There are several competing cellphone companies in Ecuador. All have numerous outlets and dealers around the country, including at both international airports, and all these outlets and dealers sell prepaid GSM chips that can be used in any unlocked tri-band GSM cellphone, as well as new phones with or without calling plans. If you're not carrying your own GSM phone, you are probably best off just buying one. Scores of storefronts around town, including those at the airport, sell already activated phones, with a few dollars of calling time loaded onto the chip. After that you simply buy prepaid minutes at any cellphone or pharmacy store around the country. The cheapest of these phones -- a fully functional phone -- costs around $36 (£24), activated and ready to go, with $3 (£2) of calling time included.

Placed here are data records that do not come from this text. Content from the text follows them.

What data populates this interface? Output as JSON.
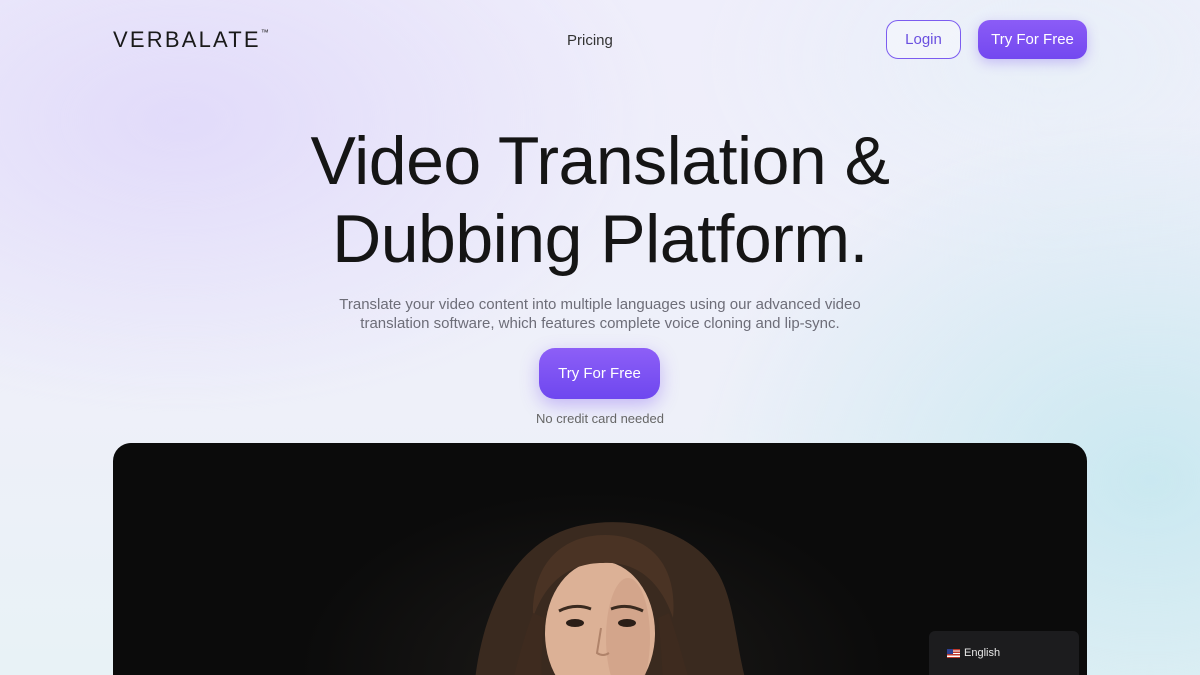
{
  "brand": {
    "name": "VERBALATE",
    "tm": "™"
  },
  "nav": {
    "pricing": "Pricing"
  },
  "header_buttons": {
    "login": "Login",
    "try": "Try For Free"
  },
  "hero": {
    "title_line1": "Video Translation &",
    "title_line2": "Dubbing Platform.",
    "subtitle_line1": "Translate your video content into multiple languages using our advanced video",
    "subtitle_line2": "translation software, which features complete voice cloning and lip-sync.",
    "cta": "Try For Free",
    "note": "No credit card needed"
  },
  "language_selector": {
    "selected": "English",
    "flag_icon": "us-flag-icon"
  },
  "colors": {
    "accent": "#7c5cf0",
    "dark": "#0b0b0b"
  }
}
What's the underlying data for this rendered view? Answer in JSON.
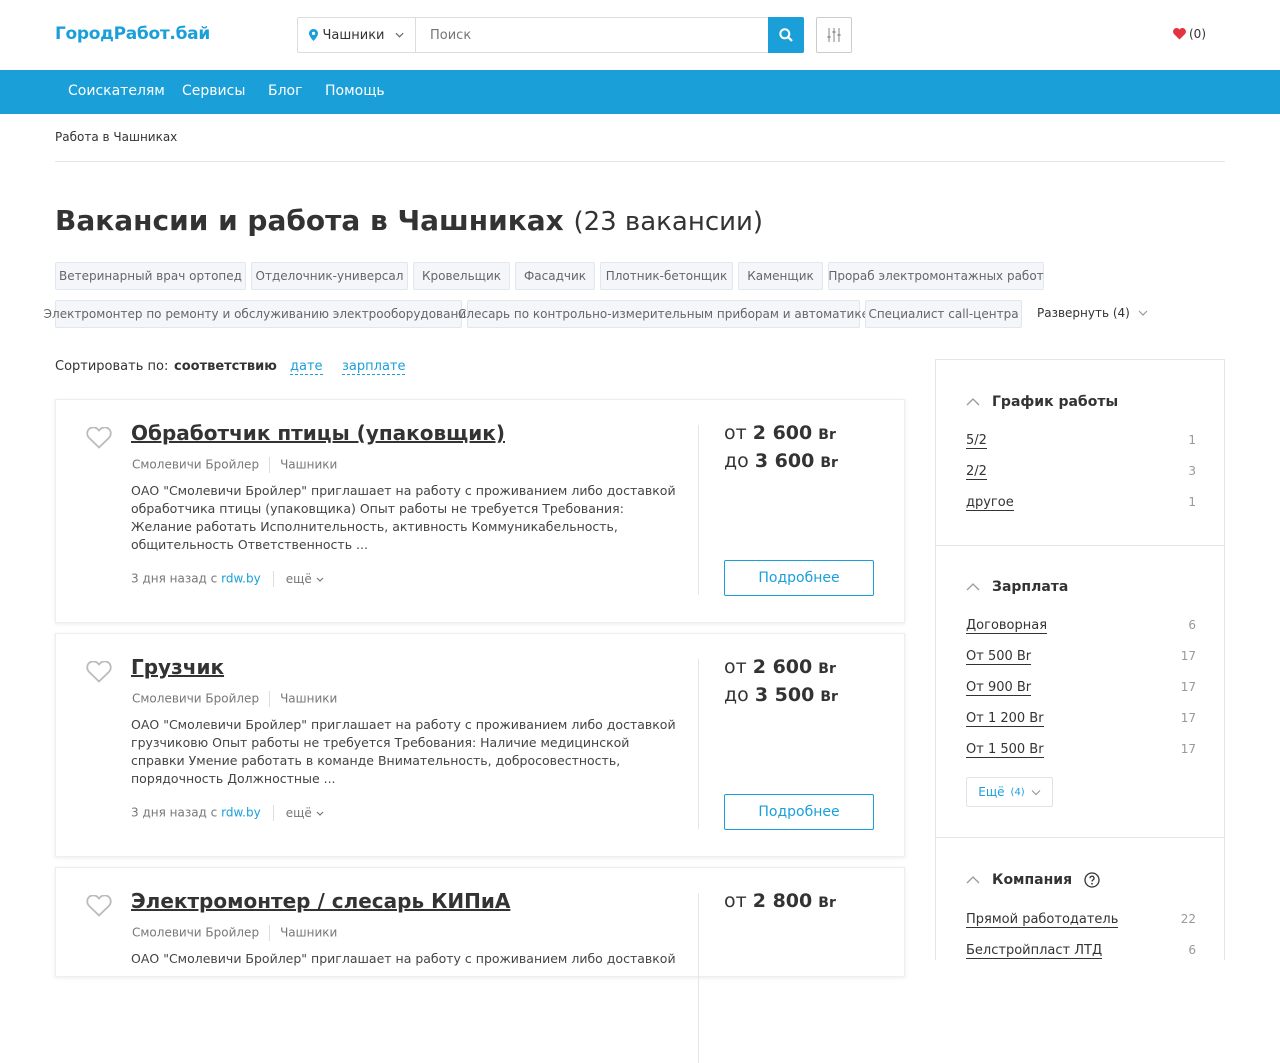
{
  "header": {
    "logo": "ГородРабот.бай",
    "city": "Чашники",
    "search_placeholder": "Поиск",
    "favorites_count": "(0)"
  },
  "nav": [
    "Соискателям",
    "Сервисы",
    "Блог",
    "Помощь"
  ],
  "breadcrumb": "Работа в Чашниках",
  "page": {
    "title": "Вакансии и работа в Чашниках",
    "count": "(23 вакансии)"
  },
  "tags": [
    "Ветеринарный врач ортопед",
    "Отделочник-универсал",
    "Кровельщик",
    "Фасадчик",
    "Плотник-бетонщик",
    "Каменщик",
    "Прораб электромонтажных работ",
    "Электромонтер по ремонту и обслуживанию электрооборудования",
    "Слесарь по контрольно-измерительным приборам и автоматике",
    "Специалист call-центра"
  ],
  "tags_expand": "Развернуть (4)",
  "sort": {
    "label": "Сортировать по:",
    "current": "соответствию",
    "options": [
      "дате",
      "зарплате"
    ]
  },
  "vacancies": [
    {
      "title": "Обработчик птицы (упаковщик)",
      "company": "Смолевичи Бройлер",
      "city": "Чашники",
      "description": "ОАО \"Смолевичи Бройлер\" приглашает на работу с проживанием либо доставкой обработчика птицы (упаковщика) Опыт работы не требуется Требования: Желание работать Исполнительность, активность Коммуникабельность, общительность Ответственность ...",
      "posted": "3 дня назад с",
      "source": "rdw.by",
      "more": "ещё",
      "salary_from": "2 600",
      "salary_to": "3 600",
      "from_label": "от",
      "to_label": "до",
      "currency": "Br",
      "details": "Подробнее"
    },
    {
      "title": "Грузчик",
      "company": "Смолевичи Бройлер",
      "city": "Чашники",
      "description": "ОАО \"Смолевичи Бройлер\" приглашает на работу с проживанием либо доставкой грузчиковю Опыт работы не требуется Требования: Наличие медицинской справки Умение работать в команде Внимательность, добросовестность, порядочность Должностные ...",
      "posted": "3 дня назад с",
      "source": "rdw.by",
      "more": "ещё",
      "salary_from": "2 600",
      "salary_to": "3 500",
      "from_label": "от",
      "to_label": "до",
      "currency": "Br",
      "details": "Подробнее"
    },
    {
      "title": "Электромонтер / слесарь КИПиА",
      "company": "Смолевичи Бройлер",
      "city": "Чашники",
      "description": "ОАО \"Смолевичи Бройлер\" приглашает на работу с проживанием либо доставкой",
      "salary_from": "2 800",
      "from_label": "от",
      "currency": "Br"
    }
  ],
  "filters": {
    "schedule": {
      "title": "График работы",
      "items": [
        {
          "label": "5/2",
          "count": "1"
        },
        {
          "label": "2/2",
          "count": "3"
        },
        {
          "label": "другое",
          "count": "1"
        }
      ]
    },
    "salary": {
      "title": "Зарплата",
      "items": [
        {
          "label": "Договорная",
          "count": "6"
        },
        {
          "label": "От 500 Br",
          "count": "17"
        },
        {
          "label": "От 900 Br",
          "count": "17"
        },
        {
          "label": "От 1 200 Br",
          "count": "17"
        },
        {
          "label": "От 1 500 Br",
          "count": "17"
        }
      ],
      "more_label": "Ещё",
      "more_count": "(4)"
    },
    "company": {
      "title": "Компания",
      "items": [
        {
          "label": "Прямой работодатель",
          "count": "22"
        },
        {
          "label": "Белстройпласт ЛТД",
          "count": "6"
        }
      ]
    }
  },
  "colors": {
    "accent": "#1a9fd9",
    "heart": "#e5323f"
  }
}
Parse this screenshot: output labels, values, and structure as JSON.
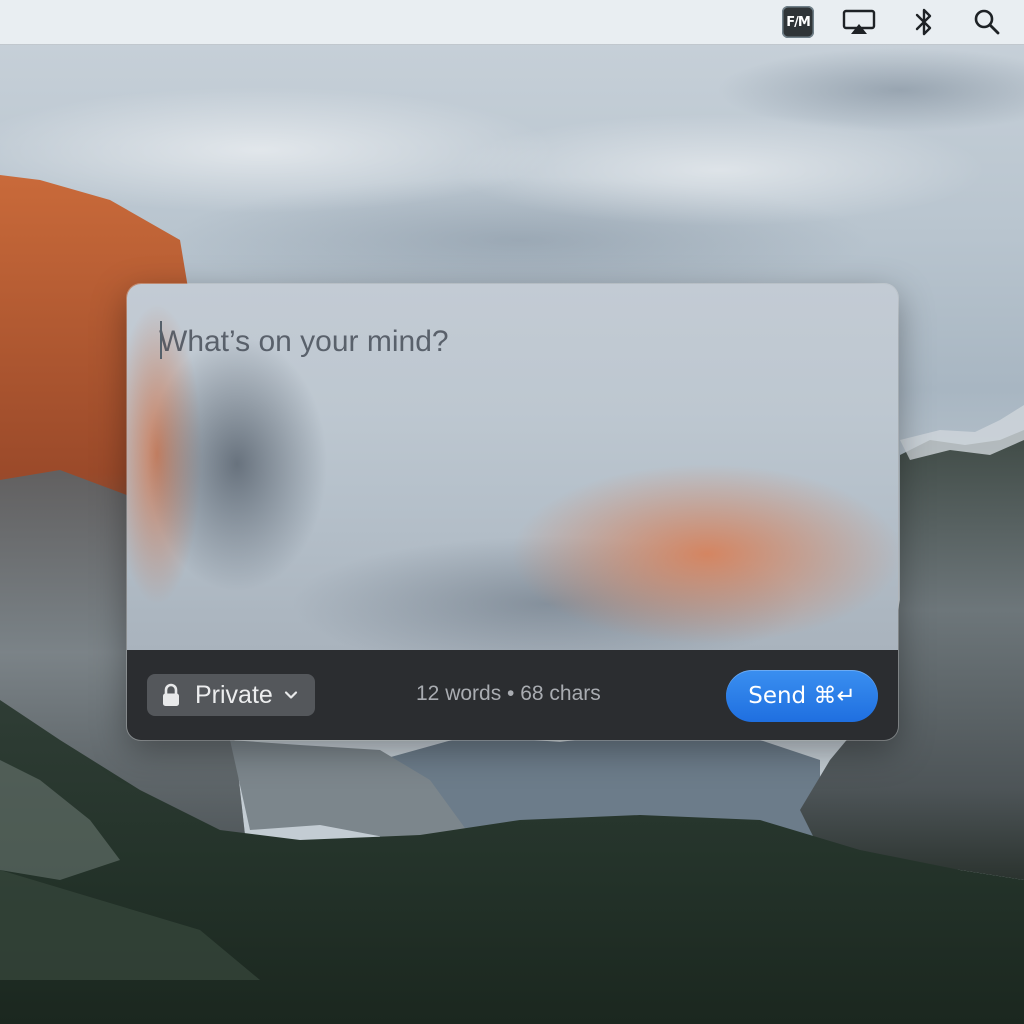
{
  "menubar": {
    "icons": {
      "app": "fm-app-icon",
      "airplay": "airplay-icon",
      "bluetooth": "bluetooth-icon",
      "search": "search-icon"
    },
    "app_badge_text": "F/M"
  },
  "composer": {
    "placeholder": "What’s on your mind?",
    "value": "",
    "privacy": {
      "selected": "Private",
      "icon": "lock-icon"
    },
    "stats": "12 words • 68 chars",
    "send_label": "Send ⌘↵",
    "accent_color": "#2a7de8"
  }
}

The main cellphone companies in Ecuador are Porta, Movistar, and Alegro. According to my Ecuadorean friends, Porta and Movistar have the best coverage.
Voice-Over Internet Protocol (VOIP)
If you have Web access while traveling, consider a broadband-based telephone service (in technical terms, Voice over Internet Protocol, or VoIP) such as Skype (www.skype.com) or Vonage (www.vonage.com), which allow you to make free international calls from your laptop or in a cybercafe. Neither service requires the people you're calling to also have that service (though there are fees if they do not). Check the websites for details.
Even if you don't have your own Skype or Vonage account, Internet cafes in most major tourist destinations in Ecuador usually offer the option of making international calls over their VoIP connections. Rates range anywhere from 5¢ to $1 (3p-65p) per minute.
Internet & E-mail
Travelers have any number of ways to check e-mail and access the Internet on the road. Of course, using your own laptop -- or even a PDA (personal digital assistant) or electronic organizer with a modem -- gives you the most flexibility. But even if you don't have a computer, you can access your e-mail and your office computer from cybercafes.
With Your Own Computer -- In general, the more upscale and technologically savvy hotels, cafes, and retailers in Ecuador offer Wi-Fi (wireless fidelity) "hot spots." Wherever possible, I've listed this in the hotel or restaurant descriptions throughout this guide.
Ecuador uses standard U.S.-style two- and three-prong electric outlets with 110-volt AC current, and standard U.S.-style phone jacks. Wherever you go, bring a connection kit of the right power and phone adapters, a spare phone cord, and a spare Ethernet network cable -- or find out whether your hotel supplies them to guests.
Without Your Own Computer -- In Ecuador, you'll readily find cybercafes in most cities and towns, and in every major tourist destination. Heck, there are even cybercafes in the Galápagos. Although there's no definitive directory for cybercafes -- these are independent businesses, after all -- you can start looking at www.cybercaptive.com and www.cybercafe.com.
Aside from formal cybercafes, many hotels have at least one computer with Internet access available for guest use. However, I recommend you avoid hotel business centers unless you're willing to pay exorbitant rates.
Note: This information was accurate when it was published, but can change without notice. Please be sure to confirm all rates and details directly with the companies in question before planning your trip.